Haiti one-hundred years after the occupation is thus the product of this U.S. experiment in nation-building. Being able to reflect on the occupation from the perspective of a century, we can judge its success by considering the new Haiti that it created. The occupation made Haiti one of the Caribbean nations most thoroughly incorporated into the U.S. sphere of influence, a laboratory for free-market ideas that would restructure the island and leave behind new governmental and economic systems that would endure on the island throughout the twentieth century. Haiti would become a source of cheap labor for U.S. industry (for example, all Major League baseballs were hand-sewn in Haiti for decades) and a site of pure profit for Wall Street lenders looking for high returns on loans backed by the might of the U.S. military. The Haitian people, from the occupation until today, have borne the brunt of this profiteering.
Yet the occupation of Haiti also shows how this exploitation was fought and overcome. The occupation only ended after thousands of Haitians had died fighting against U.S. military forces. The turning point came in 1929. A general strike resulted in marines firing on and killing unarmed protesters, finally turning world public opinion against the occupation. From this point forward, the occupation came to be considered a failure and embarrassment to U.S. foreign policy. By its last few years, successive U.S. presidents were focused only on figuring out a dignified way to withdraw military forces from the island. Today, we must remember these early victims of Wall Street greed, who a century ago suffered from, stood up against, and eventually drove U.S. forces out of Haiti.
For more information about the occupation, see:
- Hans Schmidt’s The United States Occupation of Haiti, 1915-1934 (1995)
- Mary Renda’s Taking Haiti: Military Occupation and the Culture of U.S. Imperialism (2001)

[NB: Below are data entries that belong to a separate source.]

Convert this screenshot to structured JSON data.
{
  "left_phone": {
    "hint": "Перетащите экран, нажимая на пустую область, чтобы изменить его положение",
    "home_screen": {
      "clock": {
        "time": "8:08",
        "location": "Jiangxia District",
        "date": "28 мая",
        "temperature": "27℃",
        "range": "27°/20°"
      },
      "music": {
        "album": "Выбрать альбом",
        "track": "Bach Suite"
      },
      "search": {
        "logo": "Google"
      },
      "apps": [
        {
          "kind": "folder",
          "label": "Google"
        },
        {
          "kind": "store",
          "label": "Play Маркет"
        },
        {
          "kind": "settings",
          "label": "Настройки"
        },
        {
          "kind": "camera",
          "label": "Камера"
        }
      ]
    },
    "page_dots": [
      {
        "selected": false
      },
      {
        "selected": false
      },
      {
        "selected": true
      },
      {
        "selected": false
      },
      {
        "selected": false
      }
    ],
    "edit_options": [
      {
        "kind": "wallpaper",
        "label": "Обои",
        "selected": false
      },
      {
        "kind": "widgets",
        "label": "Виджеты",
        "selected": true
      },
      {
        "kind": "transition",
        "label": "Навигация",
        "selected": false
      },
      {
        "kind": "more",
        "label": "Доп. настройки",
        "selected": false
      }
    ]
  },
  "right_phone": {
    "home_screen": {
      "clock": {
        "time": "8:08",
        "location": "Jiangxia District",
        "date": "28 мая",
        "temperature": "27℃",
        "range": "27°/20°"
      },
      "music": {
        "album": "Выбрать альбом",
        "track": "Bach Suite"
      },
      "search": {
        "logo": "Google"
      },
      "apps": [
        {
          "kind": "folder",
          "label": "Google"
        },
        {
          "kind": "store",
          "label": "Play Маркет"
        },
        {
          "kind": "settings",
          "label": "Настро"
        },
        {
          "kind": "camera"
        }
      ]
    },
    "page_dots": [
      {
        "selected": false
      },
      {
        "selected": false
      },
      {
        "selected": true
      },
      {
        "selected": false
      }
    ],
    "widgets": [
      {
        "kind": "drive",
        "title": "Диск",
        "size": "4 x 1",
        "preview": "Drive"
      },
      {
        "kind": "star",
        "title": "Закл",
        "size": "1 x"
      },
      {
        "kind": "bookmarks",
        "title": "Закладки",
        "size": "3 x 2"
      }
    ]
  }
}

- Raphael Dalleo’s American Imperialism’s Undead: The Occupation of Haiti and the Rise of Caribbean Anticolonialism (2016)
- Peter Hudson’s Bankers and Empires: How Wall Street Colonized the Caribbean (2017)